What is the quality you most dislike in people?
People who aren’t good listeners drive me a little crazy. And people who give up easily or are flaky — .that’s hard for me to work with.
What do you most value in friends?
The twists and turns of life pull people in so many directions and sometimes I lose touch with a friend of many years. But when we reconnect, it seems that no time has passed, and we pick right up where we left off.
And then I have other friends who I communicate with regularly, and have done for decades. In both cases, there’s an ease of connection, and we haven’t had to struggle to stay in touch or haven’t felt any weirdness at being out of touch.
I value that organic commitment to staying connected through thick and thin. At the end of the day, having lived in three different countries so far, I just want to feel connected, and good friendships wherever they are in the world give you that.
Which words or phrases do you most overuse?
I think a phrase that I might overuse a little is “I wish…” I don’t always use it in that exact way, but the spirit of it sometimes gets verbalized in other ways. I think that phrase comes up when I’m feeling wiped out, or slightly defeated or at a loss for what to do, and “I wish” something would just happen. But the best things can’t just be wished into existence.

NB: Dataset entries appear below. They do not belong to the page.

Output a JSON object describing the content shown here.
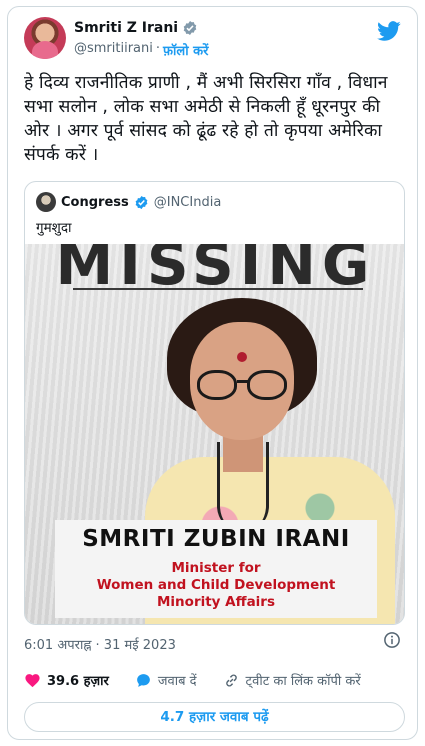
{
  "tweet": {
    "author_name": "Smriti Z Irani",
    "handle": "@smritiirani",
    "separator": "·",
    "follow_label": "फ़ॉलो करें",
    "text": "हे दिव्य राजनीतिक प्राणी , मैं अभी सिरसिरा गाँव , विधान सभा सलोन , लोक सभा अमेठी से निकली हूँ धूरनपुर की ओर । अगर पूर्व सांसद को ढूंढ रहे हो तो कृपया अमेरिका संपर्क करें ।",
    "timestamp": "6:01 अपराह्न · 31 मई 2023",
    "like_count": "39.6 हज़ार",
    "reply_label": "जवाब दें",
    "copy_link_label": "ट्वीट का लिंक कॉपी करें",
    "read_replies_label": "4.7 हज़ार जवाब पढ़ें"
  },
  "quoted": {
    "author_name": "Congress",
    "handle": "@INCIndia",
    "text": "गुमशुदा",
    "poster": {
      "headline": "MISSING",
      "name": "SMRITI ZUBIN IRANI",
      "role_lines": [
        "Minister for",
        "Women and Child Development",
        "Minority Affairs"
      ]
    }
  },
  "colors": {
    "accent": "#1d9bf0",
    "like": "#f91880",
    "poster_red": "#c1121f",
    "text_secondary": "#536471"
  },
  "icons": [
    "verified-icon",
    "twitter-bird-icon",
    "info-icon",
    "heart-icon",
    "reply-icon",
    "link-icon"
  ]
}
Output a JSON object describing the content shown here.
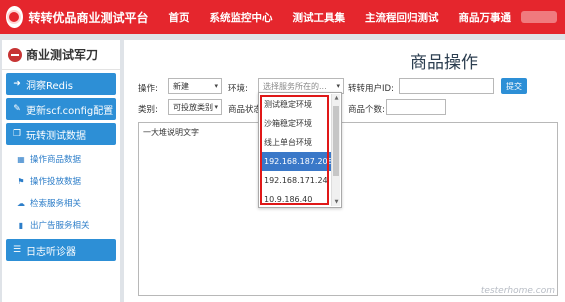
{
  "header": {
    "brand": "转转优品商业测试平台",
    "nav": [
      "首页",
      "系统监控中心",
      "测试工具集",
      "主流程回归测试",
      "商品万事通"
    ]
  },
  "sidebar": {
    "title": "商业测试军刀",
    "btn_redis": "洞察Redis",
    "btn_config": "更新scf.config配置",
    "btn_data": "玩转测试数据",
    "sub_items": [
      "操作商品数据",
      "操作投放数据",
      "检索服务相关",
      "出广告服务相关"
    ],
    "btn_log": "日志听诊器"
  },
  "form": {
    "page_title": "商品操作",
    "op_label": "操作:",
    "op_value": "新建",
    "env_label": "环境:",
    "env_placeholder": "选择服务所在的...",
    "uid_label": "转转用户ID:",
    "submit_label": "提交",
    "cat_label": "类别:",
    "cat_value": "可投放类别",
    "status_label": "商品状态",
    "count_label": "商品个数:",
    "textarea_text": "一大堆说明文字"
  },
  "dropdown": {
    "options": [
      "测试稳定环境",
      "沙箱稳定环境",
      "线上单台环境",
      "192.168.187.208",
      "192.168.171.24",
      "10.9.186.40"
    ],
    "selected_index": 3,
    "scroll_up": "▲",
    "scroll_down": "▼"
  },
  "icons": {
    "redis": "circle-arrow-icon",
    "config": "edit-icon",
    "data": "copy-icon",
    "log": "list-icon",
    "caret": "▾"
  },
  "colors": {
    "topbar": "#e5262d",
    "accent": "#2d8fd6",
    "selected": "#3a78c8",
    "highlight": "#e01818"
  },
  "watermark": "testerhome.com"
}
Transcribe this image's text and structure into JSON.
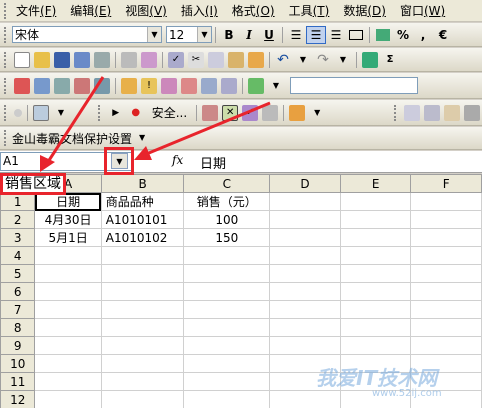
{
  "menu": [
    {
      "label": "文件",
      "acc": "(F)"
    },
    {
      "label": "编辑",
      "acc": "(E)"
    },
    {
      "label": "视图",
      "acc": "(V)"
    },
    {
      "label": "插入",
      "acc": "(I)"
    },
    {
      "label": "格式",
      "acc": "(O)"
    },
    {
      "label": "工具",
      "acc": "(T)"
    },
    {
      "label": "数据",
      "acc": "(D)"
    },
    {
      "label": "窗口",
      "acc": "(W)"
    }
  ],
  "format_toolbar": {
    "font": "宋体",
    "size": "12",
    "bold": "B",
    "italic": "I",
    "underline": "U",
    "percent": "%",
    "comma": ",",
    "euro": "€"
  },
  "toolbar4": {
    "security_label": "安全..."
  },
  "addin_bar": {
    "label": "金山毒霸文档保护设置"
  },
  "name_box": {
    "value": "A1",
    "fx": "fx",
    "formula": "日期"
  },
  "annotation": {
    "label": "销售区域"
  },
  "sheet": {
    "columns": [
      "A",
      "B",
      "C",
      "D",
      "E",
      "F"
    ],
    "rows": [
      {
        "n": "1",
        "cells": [
          "日期",
          "商品品种",
          "销售（元）",
          "",
          "",
          ""
        ]
      },
      {
        "n": "2",
        "cells": [
          "4月30日",
          "A1010101",
          "100",
          "",
          "",
          ""
        ]
      },
      {
        "n": "3",
        "cells": [
          "5月1日",
          "A1010102",
          "150",
          "",
          "",
          ""
        ]
      },
      {
        "n": "4",
        "cells": [
          "",
          "",
          "",
          "",
          "",
          ""
        ]
      },
      {
        "n": "5",
        "cells": [
          "",
          "",
          "",
          "",
          "",
          ""
        ]
      },
      {
        "n": "6",
        "cells": [
          "",
          "",
          "",
          "",
          "",
          ""
        ]
      },
      {
        "n": "7",
        "cells": [
          "",
          "",
          "",
          "",
          "",
          ""
        ]
      },
      {
        "n": "8",
        "cells": [
          "",
          "",
          "",
          "",
          "",
          ""
        ]
      },
      {
        "n": "9",
        "cells": [
          "",
          "",
          "",
          "",
          "",
          ""
        ]
      },
      {
        "n": "10",
        "cells": [
          "",
          "",
          "",
          "",
          "",
          ""
        ]
      },
      {
        "n": "11",
        "cells": [
          "",
          "",
          "",
          "",
          "",
          ""
        ]
      },
      {
        "n": "12",
        "cells": [
          "",
          "",
          "",
          "",
          "",
          ""
        ]
      }
    ]
  },
  "watermark": {
    "text": "我爱IT技术网",
    "url": "www.52ij.com"
  },
  "colors": {
    "annotation": "#e8242c",
    "chrome": "#ece9d8"
  }
}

So, when I think it, or say it, I treat it as a sign that I just have to dig in, get creative, and find a way to accomplish whatever it is “I wish” I could just wish into existence.

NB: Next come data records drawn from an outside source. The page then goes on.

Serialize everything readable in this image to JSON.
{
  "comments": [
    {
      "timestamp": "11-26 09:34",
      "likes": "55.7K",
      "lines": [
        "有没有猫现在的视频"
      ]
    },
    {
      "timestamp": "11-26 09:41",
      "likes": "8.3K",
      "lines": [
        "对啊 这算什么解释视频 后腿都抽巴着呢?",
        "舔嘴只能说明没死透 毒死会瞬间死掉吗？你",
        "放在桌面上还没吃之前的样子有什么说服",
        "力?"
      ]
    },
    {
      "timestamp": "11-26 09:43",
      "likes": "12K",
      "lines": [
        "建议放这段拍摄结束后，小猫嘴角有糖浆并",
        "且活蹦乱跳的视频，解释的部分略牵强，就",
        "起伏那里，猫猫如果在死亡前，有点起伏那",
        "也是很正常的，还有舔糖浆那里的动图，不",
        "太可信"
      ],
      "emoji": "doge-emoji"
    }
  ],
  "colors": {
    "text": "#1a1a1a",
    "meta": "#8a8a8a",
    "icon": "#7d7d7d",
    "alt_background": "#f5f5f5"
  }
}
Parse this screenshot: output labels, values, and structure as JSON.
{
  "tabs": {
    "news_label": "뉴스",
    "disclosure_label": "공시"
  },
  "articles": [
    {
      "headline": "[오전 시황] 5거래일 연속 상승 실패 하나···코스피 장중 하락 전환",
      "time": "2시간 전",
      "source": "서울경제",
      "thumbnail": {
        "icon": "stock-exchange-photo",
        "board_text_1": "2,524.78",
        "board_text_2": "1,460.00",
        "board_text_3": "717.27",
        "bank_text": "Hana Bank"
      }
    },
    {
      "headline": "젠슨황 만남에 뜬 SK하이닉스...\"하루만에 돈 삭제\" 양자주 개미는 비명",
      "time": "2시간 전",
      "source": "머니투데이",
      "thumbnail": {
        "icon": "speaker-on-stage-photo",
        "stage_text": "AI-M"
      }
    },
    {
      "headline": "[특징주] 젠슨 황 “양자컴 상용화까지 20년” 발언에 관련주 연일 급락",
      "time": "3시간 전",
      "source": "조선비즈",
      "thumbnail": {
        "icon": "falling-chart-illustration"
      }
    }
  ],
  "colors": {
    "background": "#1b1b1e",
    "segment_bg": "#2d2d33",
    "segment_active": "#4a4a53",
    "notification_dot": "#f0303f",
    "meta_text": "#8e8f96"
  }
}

Which talent would you most like to have?
Being in three places at once. That would be my superhero power.
Where would you most like to live?
Wherever my husband is. And if that was a split between Brasschaat , Northumberland, England, New York, Kenya — that would be pretty sweet.
What is your most treasured possession?
I have a lot of pieces handed down from my parents that I love, but I tend not to treasure them in the sense of protecting them. The way I like to honor their memory is by using those pieces in my daily life as they had used them. Having said that, I have a long chain necklace that I have my parents wedding bands hanging from with a lion’s tooth they gave me from my birthplace, Kenya. It’s a constant reminder that they’re with me.
What makes you laugh the most?
I have to say, I like good slapstick. Being a Brit, I’ve grown up around it. Over the years, I’ve liked people like Dave Chappelle, Will Ferrell, Kristen Wiig, Melissa McCarthy. I also like people like Eddie Izzard, Ricky Gervais, and Ellen DeGeneres.
What is your motto?
A quote my friend shared with me that’s along the lines of, “Why wait for the light at the end of the tunnel when you can light it up yourself?”
Which historical figure do you most identify with?
There are so many, but Beatrix Potter has always been close to my heart. She bought a huge parcel of land in the Lake District, England, and turned it into a conservancy for wildlife to flourish. Turning wildlife into art through illustrated characters in her books has inspired generations of children and captured their imaginations. That will go on into infinity and the source of the inspiration is so pure and simple: animals in nature. To me, that makes her legendary.
On what occasion do you lie?
I’m not a very good liar, so when I do lie, it’s pretty transparent. But when I want to plan a surprise party or something like that, I’m really good at it.